▶ [ABOUT THIS TASK]: Copy out the final stretch of the listing: the line that contains "Transcribe this image's" and all lines after it, exactly as they appear.
*** SUPPLIED MATERIAL Section Begins ***
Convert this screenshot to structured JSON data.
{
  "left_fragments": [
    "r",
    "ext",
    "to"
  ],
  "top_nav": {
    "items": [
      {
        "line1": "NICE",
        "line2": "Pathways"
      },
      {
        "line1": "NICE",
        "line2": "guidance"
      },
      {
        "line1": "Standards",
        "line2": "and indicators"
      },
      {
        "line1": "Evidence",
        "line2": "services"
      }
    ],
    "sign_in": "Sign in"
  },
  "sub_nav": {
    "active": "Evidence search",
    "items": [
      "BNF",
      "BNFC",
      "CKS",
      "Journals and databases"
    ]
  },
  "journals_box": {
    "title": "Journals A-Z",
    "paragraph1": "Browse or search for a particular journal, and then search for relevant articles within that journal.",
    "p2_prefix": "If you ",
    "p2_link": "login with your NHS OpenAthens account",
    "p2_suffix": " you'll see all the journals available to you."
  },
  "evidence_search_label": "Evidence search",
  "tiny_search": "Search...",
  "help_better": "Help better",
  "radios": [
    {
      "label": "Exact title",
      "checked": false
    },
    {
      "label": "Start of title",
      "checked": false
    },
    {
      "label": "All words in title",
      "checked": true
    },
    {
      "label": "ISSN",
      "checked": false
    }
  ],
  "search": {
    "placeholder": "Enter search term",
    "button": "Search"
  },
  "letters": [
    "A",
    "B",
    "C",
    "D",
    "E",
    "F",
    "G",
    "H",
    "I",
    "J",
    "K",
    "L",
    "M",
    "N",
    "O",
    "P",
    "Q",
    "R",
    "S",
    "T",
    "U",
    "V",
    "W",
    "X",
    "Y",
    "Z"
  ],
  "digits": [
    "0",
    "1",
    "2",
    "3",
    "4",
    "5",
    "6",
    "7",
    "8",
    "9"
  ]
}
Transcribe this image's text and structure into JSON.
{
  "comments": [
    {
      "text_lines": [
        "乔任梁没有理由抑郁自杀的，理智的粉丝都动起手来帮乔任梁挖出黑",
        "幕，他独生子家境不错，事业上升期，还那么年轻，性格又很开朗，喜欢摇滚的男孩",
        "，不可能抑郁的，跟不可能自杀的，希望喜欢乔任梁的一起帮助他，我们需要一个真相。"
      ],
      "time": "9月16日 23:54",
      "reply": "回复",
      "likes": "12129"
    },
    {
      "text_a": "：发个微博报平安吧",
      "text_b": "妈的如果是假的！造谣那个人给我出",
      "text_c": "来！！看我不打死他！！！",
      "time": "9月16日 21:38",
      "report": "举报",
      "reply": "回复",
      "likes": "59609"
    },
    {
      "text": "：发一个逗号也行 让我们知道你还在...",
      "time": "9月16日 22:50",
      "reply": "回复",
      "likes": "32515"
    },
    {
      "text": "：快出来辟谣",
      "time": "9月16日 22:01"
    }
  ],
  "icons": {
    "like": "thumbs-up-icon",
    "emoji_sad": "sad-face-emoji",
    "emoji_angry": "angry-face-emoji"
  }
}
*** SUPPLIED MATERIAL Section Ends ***
▶ [SOLVED PROBLEM]:
Transcribe this image's text and structure into JSON.
{
  "comments": [
    {
      "text_lines": [
        "乔任梁没有理由抑郁自杀的，理智的粉丝都动起手来帮乔任梁挖出黑",
        "幕，他独生子家境不错，事业上升期，还那么年轻，性格又很开朗，喜欢摇滚的男孩",
        "，不可能抑郁的，跟不可能自杀的，希望喜欢乔任梁的一起帮助他，我们需要一个真相。"
      ],
      "time": "9月16日 23:54",
      "reply": "回复",
      "likes": "12129"
    },
    {
      "text_a": "：发个微博报平安吧",
      "text_b": "妈的如果是假的！造谣那个人给我出",
      "text_c": "来！！看我不打死他！！！",
      "time": "9月16日 21:38",
      "report": "举报",
      "reply": "回复",
      "likes": "59609"
    },
    {
      "text": "：发一个逗号也行 让我们知道你还在...",
      "time": "9月16日 22:50",
      "reply": "回复",
      "likes": "32515"
    },
    {
      "text": "：快出来辟谣",
      "time": "9月16日 22:01"
    }
  ],
  "icons": {
    "like": "thumbs-up-icon",
    "emoji_sad": "sad-face-emoji",
    "emoji_angry": "angry-face-emoji"
  }
}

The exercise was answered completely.